When we talk about rock, we talk about bands: Zeppelin, the Who, the Stones. But when we talk about jazz, we tend to talk about individuals: Miles, Monk, Coltrane. On some level, that makes sense: If the song is the primary mode of rock expression, the solo is generally the way you make your mark in jazz. Whether you’re considering Coleman Hawkins, Louis Armstrong, Freddie Hubbard, or the colossal, now-retired Sonny Rollins, it was when they stepped out front and said their piece that they truly embodied their legendary status.
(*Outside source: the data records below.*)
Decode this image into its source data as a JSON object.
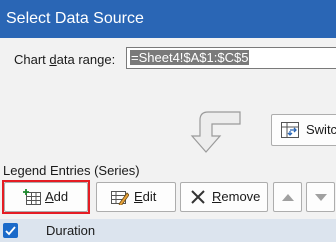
{
  "window": {
    "title": "Select Data Source"
  },
  "data_range": {
    "label_pre": "Chart ",
    "label_accel": "d",
    "label_post": "ata range:",
    "value": "=Sheet4!$A$1:$C$5"
  },
  "switch_button": {
    "label": "Switch",
    "icon": "switch-row-column-icon"
  },
  "legend": {
    "label": "Legend Entries (Series)",
    "buttons": {
      "add": {
        "accel": "A",
        "rest": "dd",
        "icon": "add-table-icon"
      },
      "edit": {
        "accel": "E",
        "rest": "dit",
        "icon": "edit-table-icon"
      },
      "remove": {
        "accel": "R",
        "rest": "emove",
        "icon": "x-icon"
      },
      "up": {
        "icon": "triangle-up-icon"
      },
      "down": {
        "icon": "triangle-down-icon"
      }
    },
    "series": [
      {
        "name": "Duration",
        "checked": true
      }
    ]
  },
  "colors": {
    "title_bar": "#2a66b5",
    "highlight_border": "#e51c23",
    "selected_row": "#dce4ee",
    "checkbox": "#1b6ac9"
  }
}
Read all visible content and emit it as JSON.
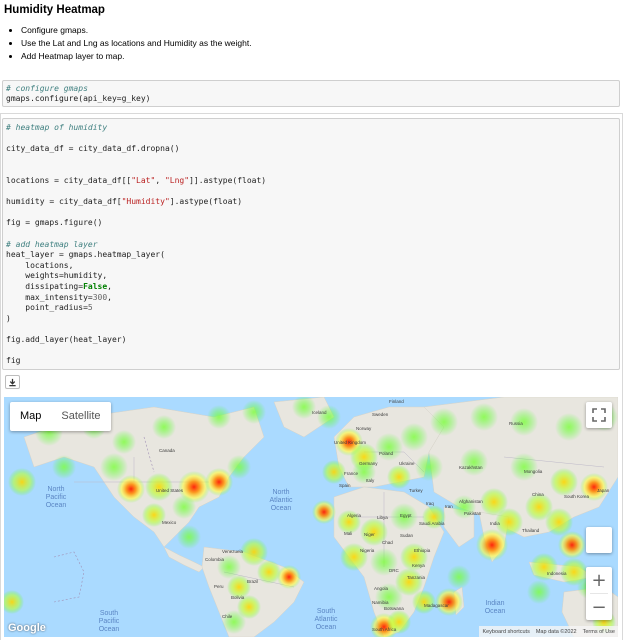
{
  "markdown": {
    "heading": "Humidity Heatmap",
    "bullets": [
      "Configure gmaps.",
      "Use the Lat and Lng as locations and Humidity as the weight.",
      "Add Heatmap layer to map."
    ]
  },
  "cell1": {
    "comment": "# configure gmaps",
    "line": "gmaps.configure(api_key=g_key)"
  },
  "cell2": {
    "comment1": "# heatmap of humidity",
    "line1": "city_data_df = city_data_df.dropna()",
    "line2a": "locations = city_data_df[[",
    "str_lat": "\"Lat\"",
    "sep": ", ",
    "str_lng": "\"Lng\"",
    "line2b": "]].astype(float)",
    "line3a": "humidity = city_data_df[",
    "str_hum": "\"Humidity\"",
    "line3b": "].astype(float)",
    "line4": "fig = gmaps.figure()",
    "comment2": "# add heatmap layer",
    "line5": "heat_layer = gmaps.heatmap_layer(",
    "arg1": "    locations,",
    "arg2": "    weights=humidity,",
    "arg3a": "    dissipating=",
    "kw_false": "False",
    "arg3b": ",",
    "arg4a": "    max_intensity=",
    "num300": "300",
    "arg4b": ",",
    "arg5a": "    point_radius=",
    "num5": "5",
    "close": ")",
    "line6": "fig.add_layer(heat_layer)",
    "line7": "fig"
  },
  "map": {
    "tab_map": "Map",
    "tab_satellite": "Satellite",
    "zoom_in": "+",
    "zoom_out": "−",
    "logo": "Google",
    "attrib": {
      "shortcuts": "Keyboard shortcuts",
      "mapdata": "Map data ©2022",
      "terms": "Terms of Use"
    },
    "labels": {
      "finland": "Finland",
      "sweden": "Sweden",
      "norway": "Norway",
      "iceland": "Iceland",
      "russia": "Russia",
      "uk": "United Kingdom",
      "poland": "Poland",
      "germany": "Germany",
      "france": "France",
      "ukraine": "Ukraine",
      "spain": "Spain",
      "italy": "Italy",
      "kazakhstan": "Kazakhstan",
      "mongolia": "Mongolia",
      "china": "China",
      "south_korea": "South Korea",
      "japan": "Japan",
      "turkey": "Turkey",
      "afghanistan": "Afghanistan",
      "iraq": "Iraq",
      "iran": "Iran",
      "pakistan": "Pakistan",
      "india": "India",
      "thailand": "Thailand",
      "canada": "Canada",
      "united_states": "United States",
      "mexico": "Mexico",
      "north_atlantic": "North\nAtlantic\nOcean",
      "north_pacific": "North\nPacific\nOcean",
      "algeria": "Algeria",
      "libya": "Libya",
      "egypt": "Egypt",
      "saudi": "Saudi Arabia",
      "mali": "Mali",
      "niger": "Niger",
      "chad": "Chad",
      "sudan": "Sudan",
      "nigeria": "Nigeria",
      "ethiopia": "Ethiopia",
      "drc": "DRC",
      "kenya": "Kenya",
      "tanzania": "Tanzania",
      "angola": "Angola",
      "namibia": "Namibia",
      "botswana": "Botswana",
      "madagascar": "Madagascar",
      "south_africa": "South Africa",
      "venezuela": "Venezuela",
      "colombia": "Colombia",
      "peru": "Peru",
      "brazil": "Brazil",
      "bolivia": "Bolivia",
      "chile": "Chile",
      "south_pacific": "South\nPacific\nOcean",
      "south_atlantic": "South\nAtlantic\nOcean",
      "indian": "Indian\nOcean",
      "indonesia": "Indonesia"
    }
  },
  "colors": {
    "ocean": "#aadaff",
    "land": "#e8e6df",
    "ocean_label": "#5b86c4",
    "comment": "#408080",
    "string": "#ba2121",
    "keyword": "#008000"
  },
  "icons": {
    "download": "download-icon",
    "fullscreen": "fullscreen-icon",
    "pegman": "pegman-icon"
  }
}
But on another level, jazz is the ultimate band music. Throughout the music’s history, plenty of magic has been made by ad hoc groups, ensembles that came together only for a night or two. But the true seismic shifts in the music have all come about through the chemistry of an established group, a collection of players working night after night toward some kind of shared telepathy. It’s what McCoy Tyner — who died Friday at 81, and who was the last living member of one of the greatest bands of the 20th century in any genre, John Coltrane’s so-called classic quartet — meant when he told jazz journalist Ted Panken in 2003 that he, Coltrane, bassist Jimmy Garrison, and drummer Elvin Jones “knew each other’s musical vocabulary.” And it’s what jazz critic Ben Ratliff meant when he ended Coltrane: The Story of a Sound, his definitive 2007 study of the saxophonist’s musical journey, with the statement that “The truth of jazz is in its bands.”